→ Records shown:

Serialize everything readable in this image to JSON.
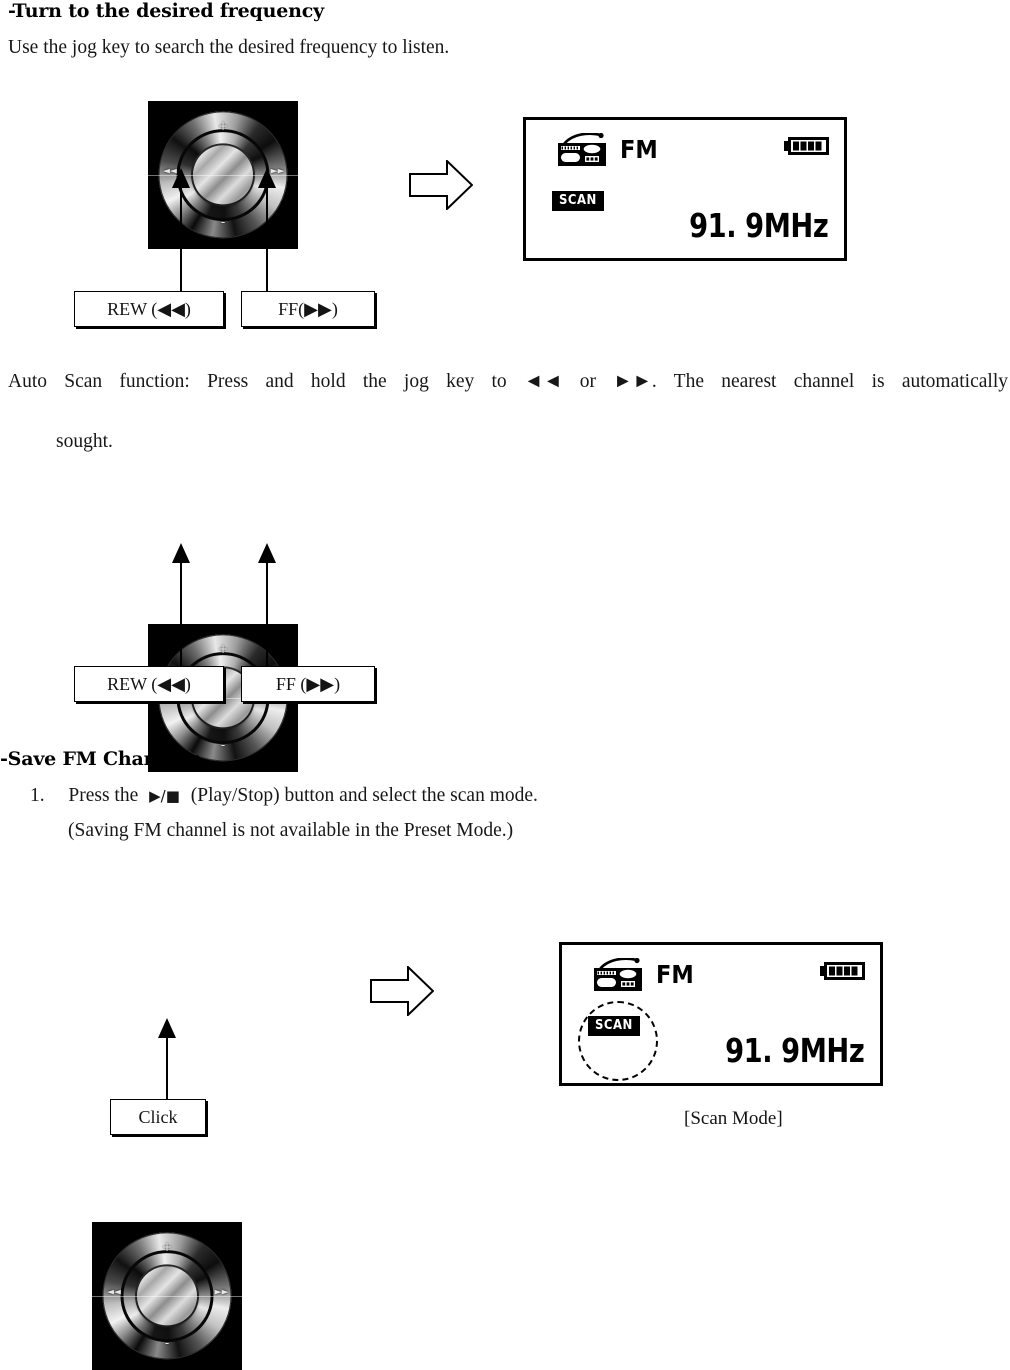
{
  "document": {
    "sections": [
      {
        "heading": "-Turn to the desired frequency",
        "intro": "Use the jog key to search the desired frequency to listen."
      },
      {
        "heading": "-Save FM Channels"
      }
    ],
    "auto_scan": {
      "line1": "Auto Scan function: Press and hold the jog key to ◄◄ or ►►. The nearest channel is automatically",
      "line2": "sought."
    },
    "step1": {
      "number": "1.",
      "text_before": "Press the",
      "glyph": "▶/■",
      "text_after": "(Play/Stop) button and select the scan mode.",
      "note": "(Saving FM channel is not available in the Preset Mode.)"
    }
  },
  "callouts": {
    "rew_1": "REW (◀◀)",
    "ff_1": "FF(▶▶)",
    "rew_2": "REW (◀◀)",
    "ff_2": "FF (▶▶)",
    "click": "Click"
  },
  "jog_dial": {
    "mark_plus": "+",
    "mark_minus": "-",
    "mark_prev": "◄◄",
    "mark_next": "►►",
    "alt": "jog key photo"
  },
  "lcd_top": {
    "radio_icon": "radio-icon",
    "band": "FM",
    "battery_icon": "battery-full-icon",
    "battery_bars": 4,
    "scan_badge": "SCAN",
    "frequency": "91. 9MHz"
  },
  "lcd_bottom": {
    "radio_icon": "radio-icon",
    "band": "FM",
    "battery_icon": "battery-full-icon",
    "battery_bars": 4,
    "scan_badge": "SCAN",
    "frequency": "91. 9MHz",
    "caption": "[Scan Mode]"
  },
  "colors": {
    "ink": "#000000",
    "paper": "#ffffff",
    "body_text": "#171717"
  }
}
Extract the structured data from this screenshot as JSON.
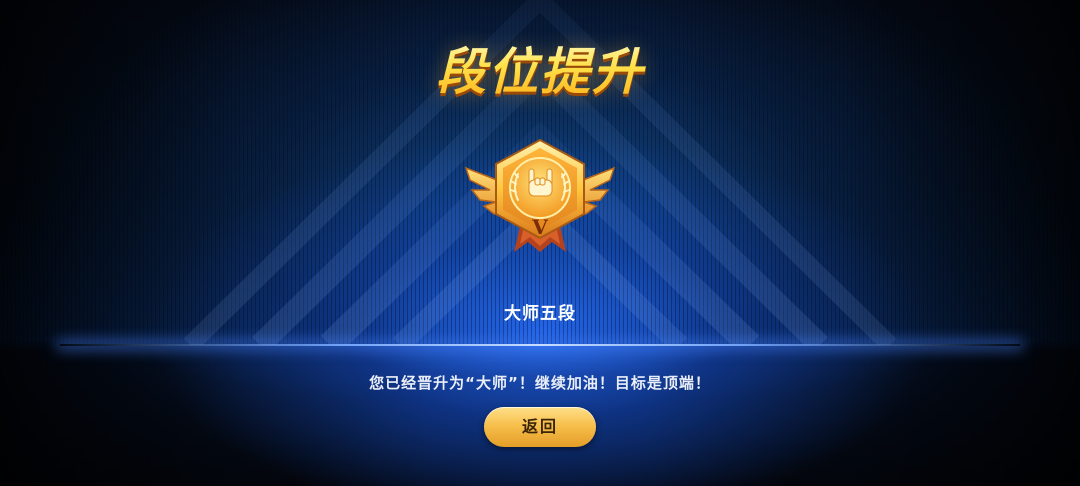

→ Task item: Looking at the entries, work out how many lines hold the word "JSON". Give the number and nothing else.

→ Task solution: 2